- [Problem description] Before printing the listing, strip out its pictures and keep everything else exact.

┄┄┄┄┄┄

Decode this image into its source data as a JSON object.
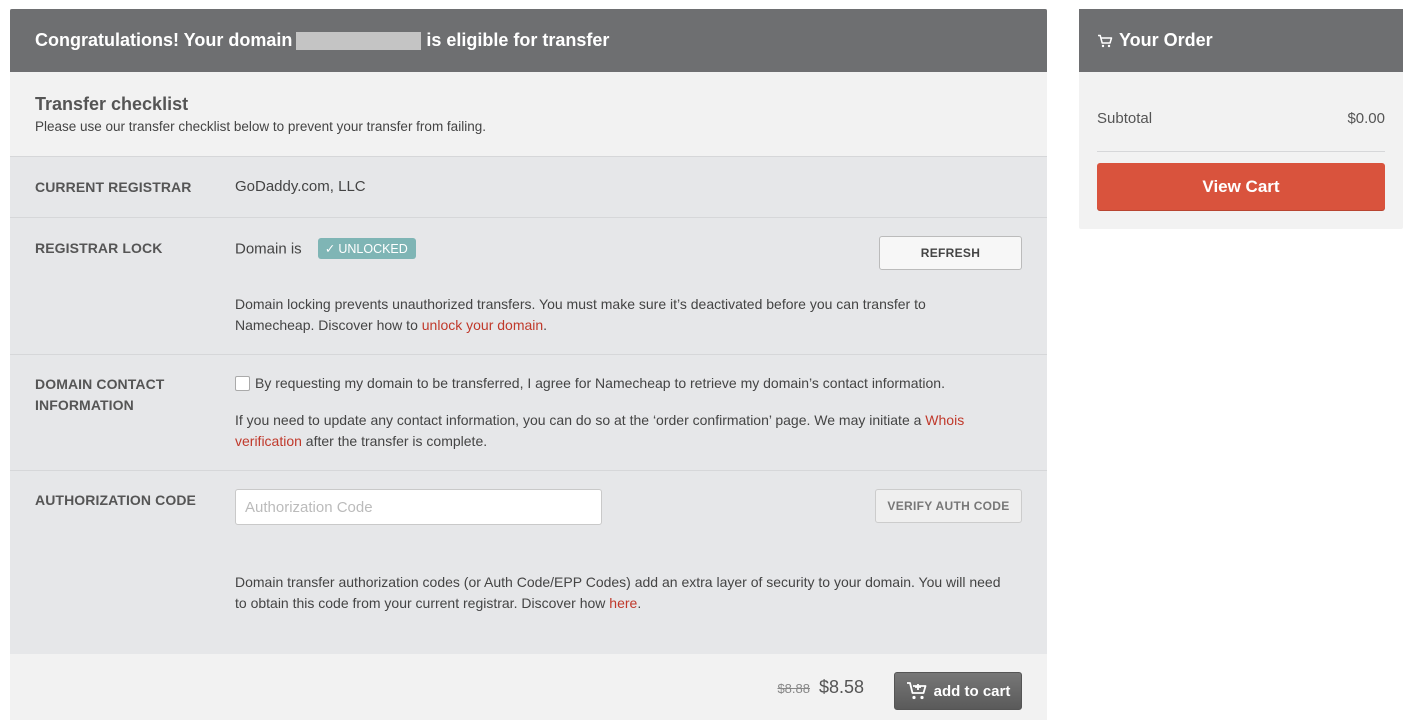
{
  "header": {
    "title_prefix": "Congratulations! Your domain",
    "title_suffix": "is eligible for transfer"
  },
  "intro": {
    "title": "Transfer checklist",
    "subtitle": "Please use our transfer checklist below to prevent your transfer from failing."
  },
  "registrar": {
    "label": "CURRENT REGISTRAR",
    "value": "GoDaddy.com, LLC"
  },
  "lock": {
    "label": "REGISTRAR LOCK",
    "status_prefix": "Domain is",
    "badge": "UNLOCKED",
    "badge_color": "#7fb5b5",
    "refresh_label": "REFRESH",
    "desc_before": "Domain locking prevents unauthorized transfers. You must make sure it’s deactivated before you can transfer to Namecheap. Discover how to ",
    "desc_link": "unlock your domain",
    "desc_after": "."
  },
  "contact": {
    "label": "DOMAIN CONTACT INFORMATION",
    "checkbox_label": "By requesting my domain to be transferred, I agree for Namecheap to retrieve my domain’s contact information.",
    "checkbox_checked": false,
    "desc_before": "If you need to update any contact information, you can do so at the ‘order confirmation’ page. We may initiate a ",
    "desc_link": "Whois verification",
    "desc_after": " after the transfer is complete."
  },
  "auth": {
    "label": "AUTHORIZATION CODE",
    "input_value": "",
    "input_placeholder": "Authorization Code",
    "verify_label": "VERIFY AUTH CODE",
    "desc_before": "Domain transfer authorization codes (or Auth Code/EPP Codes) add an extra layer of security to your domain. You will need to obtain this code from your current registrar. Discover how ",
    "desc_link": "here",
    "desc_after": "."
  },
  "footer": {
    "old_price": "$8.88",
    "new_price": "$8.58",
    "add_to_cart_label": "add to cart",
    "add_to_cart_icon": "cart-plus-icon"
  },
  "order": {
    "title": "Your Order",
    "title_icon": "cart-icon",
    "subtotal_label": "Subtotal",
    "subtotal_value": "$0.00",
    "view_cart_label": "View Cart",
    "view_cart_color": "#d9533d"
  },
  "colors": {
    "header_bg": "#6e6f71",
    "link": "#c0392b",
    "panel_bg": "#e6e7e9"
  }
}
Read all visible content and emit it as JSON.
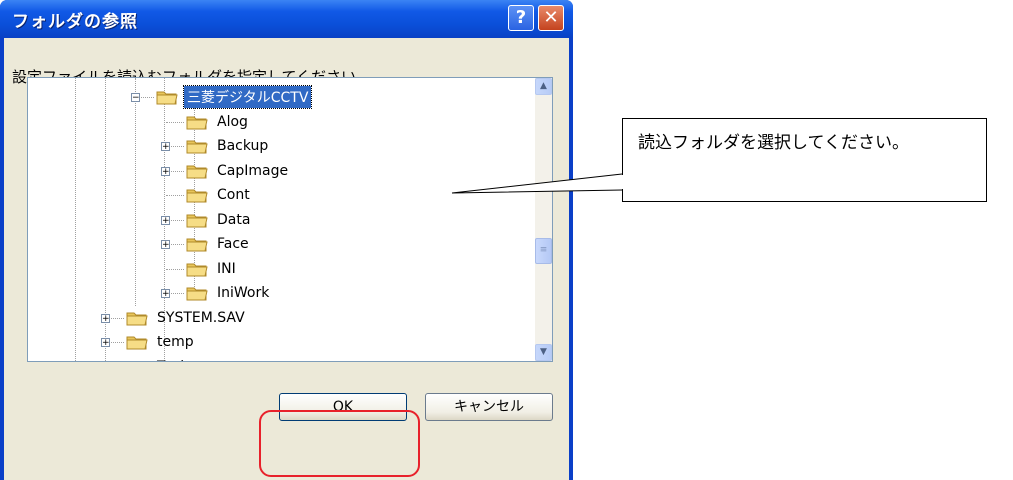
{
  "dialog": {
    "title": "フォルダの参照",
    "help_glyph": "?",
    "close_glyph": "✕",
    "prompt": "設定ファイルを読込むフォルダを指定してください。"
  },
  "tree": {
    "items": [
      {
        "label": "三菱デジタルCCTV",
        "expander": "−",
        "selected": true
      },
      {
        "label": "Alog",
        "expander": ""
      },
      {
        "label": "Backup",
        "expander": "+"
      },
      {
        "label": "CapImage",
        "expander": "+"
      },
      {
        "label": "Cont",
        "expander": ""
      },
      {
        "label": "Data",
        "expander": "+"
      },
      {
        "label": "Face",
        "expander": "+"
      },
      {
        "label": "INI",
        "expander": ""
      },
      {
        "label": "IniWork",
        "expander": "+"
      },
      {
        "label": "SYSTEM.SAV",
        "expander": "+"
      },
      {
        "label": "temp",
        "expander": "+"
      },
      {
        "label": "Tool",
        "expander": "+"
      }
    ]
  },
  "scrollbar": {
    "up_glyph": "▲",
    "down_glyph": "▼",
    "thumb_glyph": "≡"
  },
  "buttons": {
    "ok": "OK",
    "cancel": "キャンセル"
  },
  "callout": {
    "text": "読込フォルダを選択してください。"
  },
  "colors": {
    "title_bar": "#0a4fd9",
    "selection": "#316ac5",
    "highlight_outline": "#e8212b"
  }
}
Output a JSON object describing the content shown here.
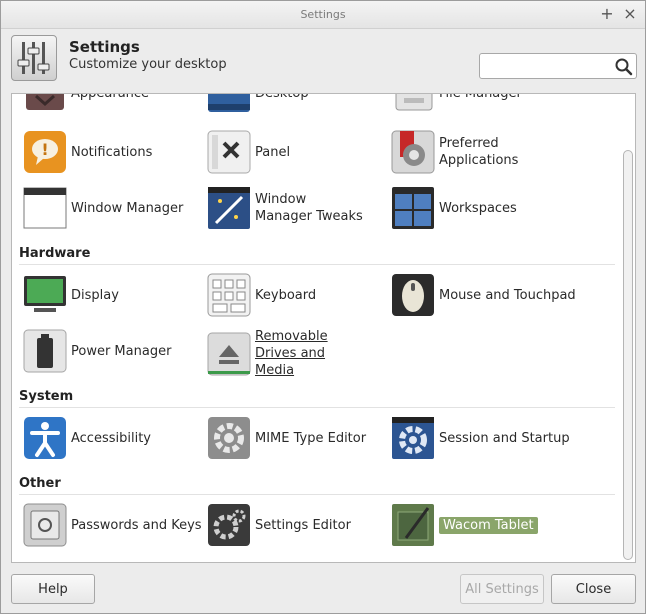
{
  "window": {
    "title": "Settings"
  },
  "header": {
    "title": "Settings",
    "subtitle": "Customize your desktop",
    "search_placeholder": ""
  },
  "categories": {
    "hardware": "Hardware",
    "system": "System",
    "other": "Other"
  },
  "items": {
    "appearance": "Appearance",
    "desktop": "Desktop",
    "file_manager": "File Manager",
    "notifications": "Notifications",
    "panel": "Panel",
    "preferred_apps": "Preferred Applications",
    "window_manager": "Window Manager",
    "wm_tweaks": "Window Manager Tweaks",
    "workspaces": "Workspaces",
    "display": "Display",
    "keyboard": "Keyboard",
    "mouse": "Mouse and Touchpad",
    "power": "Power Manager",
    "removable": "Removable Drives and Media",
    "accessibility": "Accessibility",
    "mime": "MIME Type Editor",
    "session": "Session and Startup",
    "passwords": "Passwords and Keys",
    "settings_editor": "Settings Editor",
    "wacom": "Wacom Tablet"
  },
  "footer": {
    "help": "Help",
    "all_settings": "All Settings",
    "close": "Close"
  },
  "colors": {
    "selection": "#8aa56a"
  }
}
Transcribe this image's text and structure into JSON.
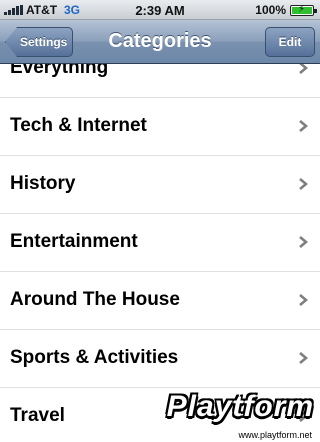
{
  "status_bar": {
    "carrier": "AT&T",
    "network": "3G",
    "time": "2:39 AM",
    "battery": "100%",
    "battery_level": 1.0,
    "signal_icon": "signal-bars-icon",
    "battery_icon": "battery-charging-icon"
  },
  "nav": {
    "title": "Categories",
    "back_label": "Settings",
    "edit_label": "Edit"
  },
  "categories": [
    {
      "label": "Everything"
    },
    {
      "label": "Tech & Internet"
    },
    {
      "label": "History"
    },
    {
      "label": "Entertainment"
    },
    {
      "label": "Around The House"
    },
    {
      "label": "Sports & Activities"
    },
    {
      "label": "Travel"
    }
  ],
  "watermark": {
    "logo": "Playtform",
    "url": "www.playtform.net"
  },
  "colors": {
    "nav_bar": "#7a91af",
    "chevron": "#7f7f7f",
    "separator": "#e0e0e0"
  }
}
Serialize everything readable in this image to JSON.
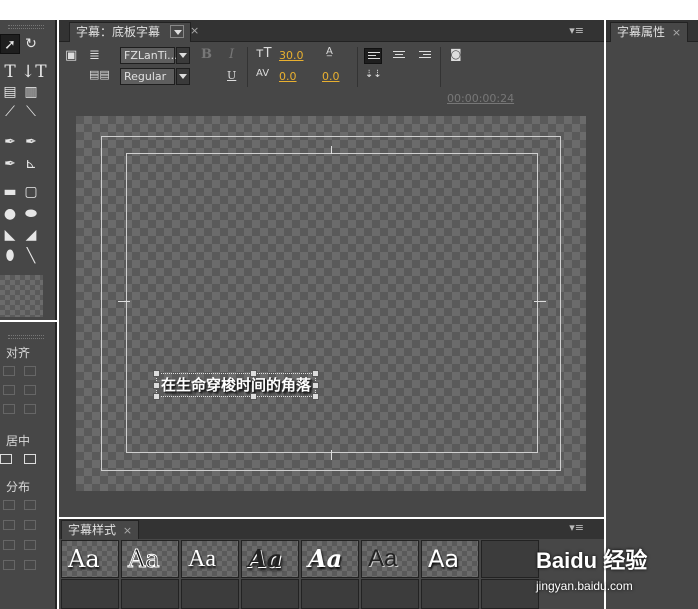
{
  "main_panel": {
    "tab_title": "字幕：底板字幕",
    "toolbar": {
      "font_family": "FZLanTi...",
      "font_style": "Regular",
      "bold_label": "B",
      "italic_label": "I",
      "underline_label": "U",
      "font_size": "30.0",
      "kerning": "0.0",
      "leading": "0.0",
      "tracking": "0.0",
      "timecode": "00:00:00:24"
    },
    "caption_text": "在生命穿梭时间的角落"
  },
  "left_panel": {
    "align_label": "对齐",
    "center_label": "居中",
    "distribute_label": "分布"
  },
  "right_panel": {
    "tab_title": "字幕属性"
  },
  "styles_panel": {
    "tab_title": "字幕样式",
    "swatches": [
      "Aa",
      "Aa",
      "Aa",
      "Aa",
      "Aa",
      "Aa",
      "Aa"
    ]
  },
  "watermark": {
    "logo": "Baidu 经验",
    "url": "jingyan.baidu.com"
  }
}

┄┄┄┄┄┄

- [Result of the exercise]
Decode this image into its source data as a JSON object.
{
  "header": {
    "title_prefix": "Congratulations! Your domain",
    "title_suffix": "is eligible for transfer"
  },
  "intro": {
    "title": "Transfer checklist",
    "subtitle": "Please use our transfer checklist below to prevent your transfer from failing."
  },
  "registrar": {
    "label": "CURRENT REGISTRAR",
    "value": "GoDaddy.com, LLC"
  },
  "lock": {
    "label": "REGISTRAR LOCK",
    "status_prefix": "Domain is",
    "badge": "UNLOCKED",
    "badge_color": "#7fb5b5",
    "refresh_label": "REFRESH",
    "desc_before": "Domain locking prevents unauthorized transfers. You must make sure it’s deactivated before you can transfer to Namecheap. Discover how to ",
    "desc_link": "unlock your domain",
    "desc_after": "."
  },
  "contact": {
    "label": "DOMAIN CONTACT INFORMATION",
    "checkbox_label": "By requesting my domain to be transferred, I agree for Namecheap to retrieve my domain’s contact information.",
    "checkbox_checked": false,
    "desc_before": "If you need to update any contact information, you can do so at the ‘order confirmation’ page. We may initiate a ",
    "desc_link": "Whois verification",
    "desc_after": " after the transfer is complete."
  },
  "auth": {
    "label": "AUTHORIZATION CODE",
    "input_value": "",
    "input_placeholder": "Authorization Code",
    "verify_label": "VERIFY AUTH CODE",
    "desc_before": "Domain transfer authorization codes (or Auth Code/EPP Codes) add an extra layer of security to your domain. You will need to obtain this code from your current registrar. Discover how ",
    "desc_link": "here",
    "desc_after": "."
  },
  "footer": {
    "old_price": "$8.88",
    "new_price": "$8.58",
    "add_to_cart_label": "add to cart",
    "add_to_cart_icon": "cart-plus-icon"
  },
  "order": {
    "title": "Your Order",
    "title_icon": "cart-icon",
    "subtotal_label": "Subtotal",
    "subtotal_value": "$0.00",
    "view_cart_label": "View Cart",
    "view_cart_color": "#d9533d"
  },
  "colors": {
    "header_bg": "#6e6f71",
    "link": "#c0392b",
    "panel_bg": "#e6e7e9"
  }
}
Read all visible content and emit it as JSON.
{
  "dialog": {
    "title": "フォルダの参照",
    "help_glyph": "?",
    "close_glyph": "✕",
    "prompt": "設定ファイルを読込むフォルダを指定してください。"
  },
  "tree": {
    "items": [
      {
        "label": "三菱デジタルCCTV",
        "expander": "−",
        "selected": true
      },
      {
        "label": "Alog",
        "expander": ""
      },
      {
        "label": "Backup",
        "expander": "+"
      },
      {
        "label": "CapImage",
        "expander": "+"
      },
      {
        "label": "Cont",
        "expander": ""
      },
      {
        "label": "Data",
        "expander": "+"
      },
      {
        "label": "Face",
        "expander": "+"
      },
      {
        "label": "INI",
        "expander": ""
      },
      {
        "label": "IniWork",
        "expander": "+"
      },
      {
        "label": "SYSTEM.SAV",
        "expander": "+"
      },
      {
        "label": "temp",
        "expander": "+"
      },
      {
        "label": "Tool",
        "expander": "+"
      }
    ]
  },
  "scrollbar": {
    "up_glyph": "▲",
    "down_glyph": "▼",
    "thumb_glyph": "≡"
  },
  "buttons": {
    "ok": "OK",
    "cancel": "キャンセル"
  },
  "callout": {
    "text": "読込フォルダを選択してください。"
  },
  "colors": {
    "title_bar": "#0a4fd9",
    "selection": "#316ac5",
    "highlight_outline": "#e8212b"
  }
}
Output a JSON object describing the content shown here.
{
  "window": {
    "title": "Settings"
  },
  "header": {
    "title": "Settings",
    "subtitle": "Customize your desktop",
    "search_placeholder": ""
  },
  "categories": {
    "hardware": "Hardware",
    "system": "System",
    "other": "Other"
  },
  "items": {
    "appearance": "Appearance",
    "desktop": "Desktop",
    "file_manager": "File Manager",
    "notifications": "Notifications",
    "panel": "Panel",
    "preferred_apps": "Preferred Applications",
    "window_manager": "Window Manager",
    "wm_tweaks": "Window Manager Tweaks",
    "workspaces": "Workspaces",
    "display": "Display",
    "keyboard": "Keyboard",
    "mouse": "Mouse and Touchpad",
    "power": "Power Manager",
    "removable": "Removable Drives and Media",
    "accessibility": "Accessibility",
    "mime": "MIME Type Editor",
    "session": "Session and Startup",
    "passwords": "Passwords and Keys",
    "settings_editor": "Settings Editor",
    "wacom": "Wacom Tablet"
  },
  "footer": {
    "help": "Help",
    "all_settings": "All Settings",
    "close": "Close"
  },
  "colors": {
    "selection": "#8aa56a"
  }
}
Transcribe this image's text and structure into JSON.
{
  "status_bar": {
    "carrier": "AT&T",
    "network": "3G",
    "time": "2:39 AM",
    "battery": "100%",
    "battery_level": 1.0,
    "signal_icon": "signal-bars-icon",
    "battery_icon": "battery-charging-icon"
  },
  "nav": {
    "title": "Categories",
    "back_label": "Settings",
    "edit_label": "Edit"
  },
  "categories": [
    {
      "label": "Everything"
    },
    {
      "label": "Tech & Internet"
    },
    {
      "label": "History"
    },
    {
      "label": "Entertainment"
    },
    {
      "label": "Around The House"
    },
    {
      "label": "Sports & Activities"
    },
    {
      "label": "Travel"
    }
  ],
  "watermark": {
    "logo": "Playtform",
    "url": "www.playtform.net"
  },
  "colors": {
    "nav_bar": "#7a91af",
    "chevron": "#7f7f7f",
    "separator": "#e0e0e0"
  }
}
Serialize everything readable in this image to JSON.
{
  "main_panel": {
    "tab_title": "字幕：底板字幕",
    "toolbar": {
      "font_family": "FZLanTi...",
      "font_style": "Regular",
      "bold_label": "B",
      "italic_label": "I",
      "underline_label": "U",
      "font_size": "30.0",
      "kerning": "0.0",
      "leading": "0.0",
      "tracking": "0.0",
      "timecode": "00:00:00:24"
    },
    "caption_text": "在生命穿梭时间的角落"
  },
  "left_panel": {
    "align_label": "对齐",
    "center_label": "居中",
    "distribute_label": "分布"
  },
  "right_panel": {
    "tab_title": "字幕属性"
  },
  "styles_panel": {
    "tab_title": "字幕样式",
    "swatches": [
      "Aa",
      "Aa",
      "Aa",
      "Aa",
      "Aa",
      "Aa",
      "Aa"
    ]
  },
  "watermark": {
    "logo": "Baidu 经验",
    "url": "jingyan.baidu.com"
  }
}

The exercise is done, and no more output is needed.